Canning the Old Garbage-Collecting System
In its newest efforts to go green and promote sustainability, the Robert H. Smith
School of Business is trashing its current system for collecting garbage and recycling
in Van Munching Hall, in favor of a more environmentally-friendly system.
A waste stream analysis conducted in 2009 showed that more than 25 percent of
all the “trash” coming from Van Munching Hall could be recycled. In addition, about
80 percent of all waste generated in individual offices is able to be recycled.
With the Can the Can program, the school hopes to capture a large portion of that
“Since a key focus of the Smith School is sustainability, we whole heartedly
endorse this effort. As such, this program will be implemented in Van Munching Hall
at the end of January,” said G. “Anand” Anandalingam, dean of the Smith School.
The Can the Can program, which will begin implementation the week of Jan. 31
by Facilities Management, will replace the current trash-collecting method—instead
of having a large garbage receptacle in each office, “mini bins” will be used instead.
Mini bins are 6 inches tall, hold 1.5 liters of garbage, and are meant to sit
on individual desks. Each bin has a lid and the mantra “This is all the garbage
I make!” in white letters to remind users to create less waste. The mini bin program
was created by Midpoint International, Inc., a recycling solutions company.
Offices with both a recycle bin and a garbage can will lose the can, and offices
without a recycle bin will have their garbage can repurposed with a “Recycle” sticker.

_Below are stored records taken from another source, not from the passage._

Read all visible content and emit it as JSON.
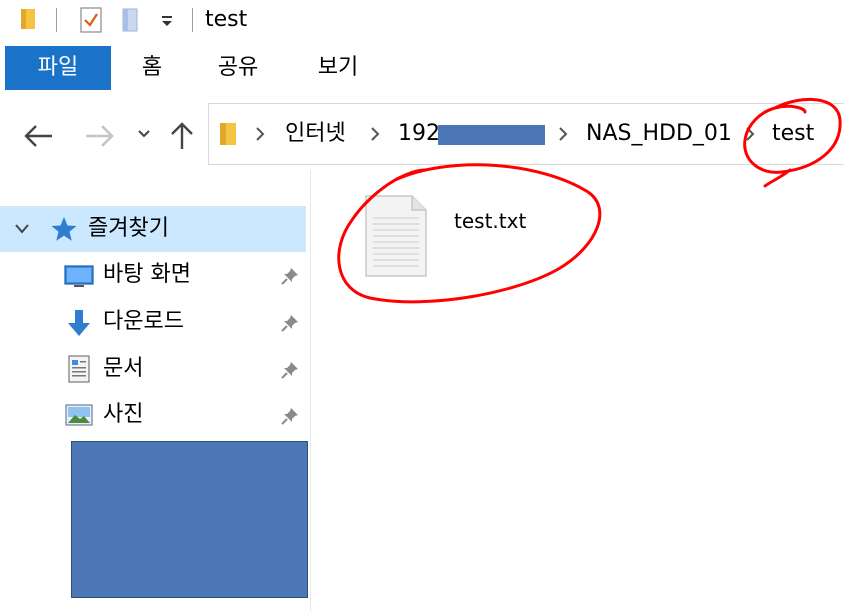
{
  "window": {
    "title": "test"
  },
  "ribbon": {
    "tabs": [
      {
        "label": "파일",
        "active": true
      },
      {
        "label": "홈"
      },
      {
        "label": "공유"
      },
      {
        "label": "보기"
      }
    ]
  },
  "address": {
    "crumbs": [
      "인터넷",
      "192",
      "NAS_HDD_01",
      "test"
    ]
  },
  "nav_pane": {
    "quick_access": "즐겨찾기",
    "items": [
      {
        "label": "바탕 화면",
        "icon": "desktop-icon",
        "pinned": true
      },
      {
        "label": "다운로드",
        "icon": "download-icon",
        "pinned": true
      },
      {
        "label": "문서",
        "icon": "documents-icon",
        "pinned": true
      },
      {
        "label": "사진",
        "icon": "pictures-icon",
        "pinned": true
      }
    ]
  },
  "content": {
    "files": [
      {
        "name": "test.txt",
        "icon": "text-file-icon"
      }
    ]
  },
  "colors": {
    "accent": "#1a73c9",
    "selected": "#cce8ff",
    "redaction": "#4b77b6",
    "annotation": "#ff0000",
    "folder": "#f5c342"
  }
}
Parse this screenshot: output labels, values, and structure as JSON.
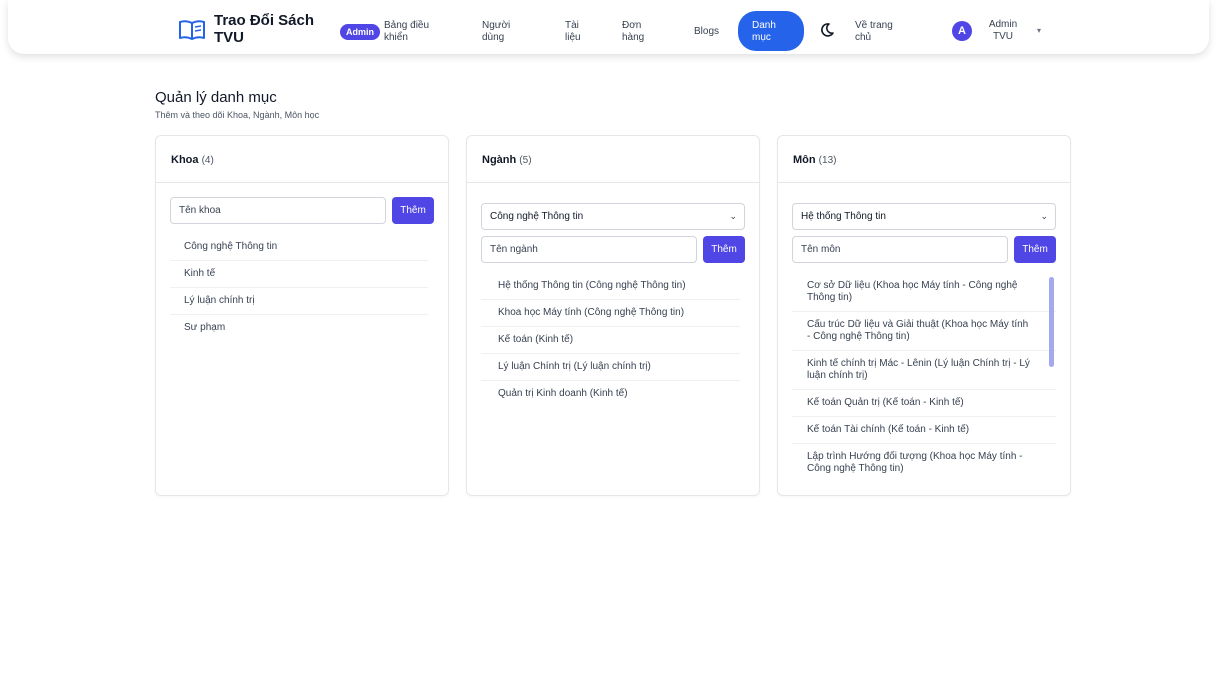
{
  "header": {
    "brand": "Trao Đổi Sách TVU",
    "admin_badge": "Admin",
    "nav": [
      {
        "label": "Bảng điều khiển"
      },
      {
        "label": "Người dùng"
      },
      {
        "label": "Tài liệu"
      },
      {
        "label": "Đơn hàng"
      },
      {
        "label": "Blogs"
      },
      {
        "label": "Danh mục",
        "active": true
      },
      {
        "label": "Về trang chủ"
      }
    ],
    "user_initial": "A",
    "user_name": "Admin TVU",
    "accent": "#4f46e5",
    "active_color": "#2563eb"
  },
  "page": {
    "title": "Quản lý danh mục",
    "subtitle": "Thêm và theo dõi Khoa, Ngành, Môn học"
  },
  "khoa": {
    "title": "Khoa",
    "count": "(4)",
    "input_placeholder": "Tên khoa",
    "add_label": "Thêm",
    "items": [
      "Công nghệ Thông tin",
      "Kinh tế",
      "Lý luận chính trị",
      "Sư phạm"
    ]
  },
  "nganh": {
    "title": "Ngành",
    "count": "(5)",
    "select_value": "Công nghệ Thông tin",
    "input_placeholder": "Tên ngành",
    "add_label": "Thêm",
    "items": [
      "Hệ thống Thông tin (Công nghệ Thông tin)",
      "Khoa học Máy tính (Công nghệ Thông tin)",
      "Kế toán (Kinh tế)",
      "Lý luận Chính trị (Lý luận chính trị)",
      "Quản trị Kinh doanh (Kinh tế)"
    ]
  },
  "mon": {
    "title": "Môn",
    "count": "(13)",
    "select_value": "Hệ thống Thông tin",
    "input_placeholder": "Tên môn",
    "add_label": "Thêm",
    "items": [
      "Cơ sở Dữ liệu (Khoa học Máy tính - Công nghệ Thông tin)",
      "Cấu trúc Dữ liệu và Giải thuật (Khoa học Máy tính - Công nghệ Thông tin)",
      "Kinh tế chính trị Mác - Lênin (Lý luận Chính trị - Lý luận chính trị)",
      "Kế toán Quản trị (Kế toán - Kinh tế)",
      "Kế toán Tài chính (Kế toán - Kinh tế)",
      "Lập trình Hướng đối tượng (Khoa học Máy tính - Công nghệ Thông tin)"
    ]
  }
}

All recycle bins will be used for single-stream recycling and will be emptied by
housekeeping twice a week. The mini bins, however, must be emptied by each individual
into larger garbage receptacles located nearby. These common area garbage cans will
be emptied daily.
“It’s a reversal on the way housekeeping operates today,” said Bill Guididas,
university recycling coordinator.
This program was piloted successfully in some buildings on the campus, such as
the Main Administration Building and the Chesapeake Building, and several other
colleges have signed on the program.
Lee Comstock, director of operations, said this program will be a good way to
get people to think about what they are throwing away.
“Right now, people throw away paper in their garbage cans, but paper isn’t really
trash. On the other hand, people are also throwing away food remnants after they
eat lunch at their desk. Lunch garbage doesn’t belong in an office garbage bin that
gets emptied twice a week—it belongs in the main community garbage can that gets
emptied daily,” Comstock explained. “This program will encourage people to analyze
what and where they are throwing away trash and recycling.”
Items that CAN be recycled
Items that CANNOT be recycled
Already, Comstock said he has received positive feedback about the program: “People
who are pushing sustainability say ‘go for it’ because it will get participants
to be more aware of how to be more environmentally friendly in their everyday lives.”
Jessica Bauer, writer and editor, Office of Marketing Communications